In other words, during the AKP period, Turkey has shifted its foreign-policy identity by describing itself as the inheritor of a long-standing Ottoman cultural tradition, and attempting to influence its former Ottoman territories more actively. Moreover, many have observed a distinct ‘soft power’ emphasis in this approach as Turkey has reached out culturally and economically in its relations with non-Western states from Africa to the Caucasus.

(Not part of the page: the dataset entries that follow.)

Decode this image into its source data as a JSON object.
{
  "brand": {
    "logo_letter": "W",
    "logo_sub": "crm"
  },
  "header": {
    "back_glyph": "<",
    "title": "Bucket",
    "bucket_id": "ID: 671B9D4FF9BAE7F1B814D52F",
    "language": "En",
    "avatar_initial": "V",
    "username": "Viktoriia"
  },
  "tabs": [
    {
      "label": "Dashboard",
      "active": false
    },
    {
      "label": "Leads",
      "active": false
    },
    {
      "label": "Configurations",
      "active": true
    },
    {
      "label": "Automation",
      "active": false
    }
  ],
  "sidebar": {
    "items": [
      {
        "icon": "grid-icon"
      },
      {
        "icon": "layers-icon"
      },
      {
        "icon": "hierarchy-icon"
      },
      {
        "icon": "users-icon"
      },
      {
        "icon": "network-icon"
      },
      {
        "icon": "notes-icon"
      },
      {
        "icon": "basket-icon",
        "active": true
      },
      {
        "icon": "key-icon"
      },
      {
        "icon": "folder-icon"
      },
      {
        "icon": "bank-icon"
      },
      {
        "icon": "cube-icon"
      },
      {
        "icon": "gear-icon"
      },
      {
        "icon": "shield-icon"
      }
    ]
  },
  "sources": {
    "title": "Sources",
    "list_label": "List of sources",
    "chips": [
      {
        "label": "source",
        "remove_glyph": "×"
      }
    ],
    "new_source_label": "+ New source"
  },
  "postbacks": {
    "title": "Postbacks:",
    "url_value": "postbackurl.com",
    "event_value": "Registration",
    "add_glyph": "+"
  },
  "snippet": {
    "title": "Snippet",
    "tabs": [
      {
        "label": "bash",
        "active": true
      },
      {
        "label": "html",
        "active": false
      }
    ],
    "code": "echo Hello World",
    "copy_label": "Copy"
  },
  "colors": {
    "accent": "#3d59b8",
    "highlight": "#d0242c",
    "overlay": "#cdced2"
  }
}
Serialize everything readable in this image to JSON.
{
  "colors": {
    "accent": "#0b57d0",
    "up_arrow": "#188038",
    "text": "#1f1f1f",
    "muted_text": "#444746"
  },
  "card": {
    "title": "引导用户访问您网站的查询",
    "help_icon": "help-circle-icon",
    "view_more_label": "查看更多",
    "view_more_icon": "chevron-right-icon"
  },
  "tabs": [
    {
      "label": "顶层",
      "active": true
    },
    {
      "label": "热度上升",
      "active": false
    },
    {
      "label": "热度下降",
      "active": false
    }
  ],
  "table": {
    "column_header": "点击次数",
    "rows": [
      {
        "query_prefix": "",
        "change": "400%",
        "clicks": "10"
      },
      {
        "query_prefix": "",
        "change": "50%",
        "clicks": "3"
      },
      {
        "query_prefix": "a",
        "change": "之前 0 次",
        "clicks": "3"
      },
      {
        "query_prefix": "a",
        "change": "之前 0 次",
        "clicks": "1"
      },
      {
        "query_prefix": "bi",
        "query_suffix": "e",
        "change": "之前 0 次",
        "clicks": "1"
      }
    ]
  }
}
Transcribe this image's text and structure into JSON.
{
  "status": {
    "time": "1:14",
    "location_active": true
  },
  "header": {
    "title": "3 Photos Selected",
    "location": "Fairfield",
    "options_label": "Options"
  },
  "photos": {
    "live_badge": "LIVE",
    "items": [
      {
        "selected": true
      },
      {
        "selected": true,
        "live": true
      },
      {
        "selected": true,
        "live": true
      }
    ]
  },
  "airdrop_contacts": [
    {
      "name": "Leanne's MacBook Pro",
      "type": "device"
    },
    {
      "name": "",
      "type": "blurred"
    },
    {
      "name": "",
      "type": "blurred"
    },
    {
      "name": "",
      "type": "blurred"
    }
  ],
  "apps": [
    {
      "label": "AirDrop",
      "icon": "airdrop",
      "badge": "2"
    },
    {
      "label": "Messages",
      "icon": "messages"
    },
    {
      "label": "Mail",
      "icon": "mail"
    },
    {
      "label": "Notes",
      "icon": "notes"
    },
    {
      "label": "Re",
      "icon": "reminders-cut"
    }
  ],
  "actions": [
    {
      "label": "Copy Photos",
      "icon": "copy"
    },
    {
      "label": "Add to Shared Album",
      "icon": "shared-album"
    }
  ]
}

Clearly this doctrine did not achieve the projected foreign policy success for Turkey, arguably because of its surface-level reading of contemporary world conditions, unrestrained political choices and hegemonic Islamist discourse. Moreover, this doctrine and mentality is not malleable to transforming international conditions, as has been seen in Turkey’s imploding foreign policy following the exigencies of the Arab Spring.
Regardless of, or perhaps because of this inflexibility, Davutoğlu’s theorising came to encompass Turkey’s foreign policy approach: its tools, the institutions and ideological state apparatuses such as the Diyanet, TİKA and the Yunus Emre Institution. These instruments of Davutoğlu’s vision have become increasingly visible across Turkey’s old Ottoman stomping grounds, from the Balkans to Somalia.
Given the diplomatic crises, terrorism and social upheavals that have rocked Turkey since the Syrian civil war pushed Davutoğlu’s foreign policy to its limits, a frank discussion about this approach, the religion and cultural hegemonic ambitions inherent, and the possibility for a reversal of these trends is desperately needed.
Following the swift collapse of the AKP’s ‘precious isolationism’, it’s certain that Turkey is in need of allies in this ever-tumultuous region. These normalisation efforts with Israel, Russia and even Egypt show that Turkish decision makers are increasingly aware of this fact.
After more than a decade it will not be easy to change Turkish foreign policy overnight. In light of that, it is worth mentioning that to undergo a full transformation, rather than simply a make-over, this must be not only discursive but systematically organised by experts, accompanied by real normative policy change.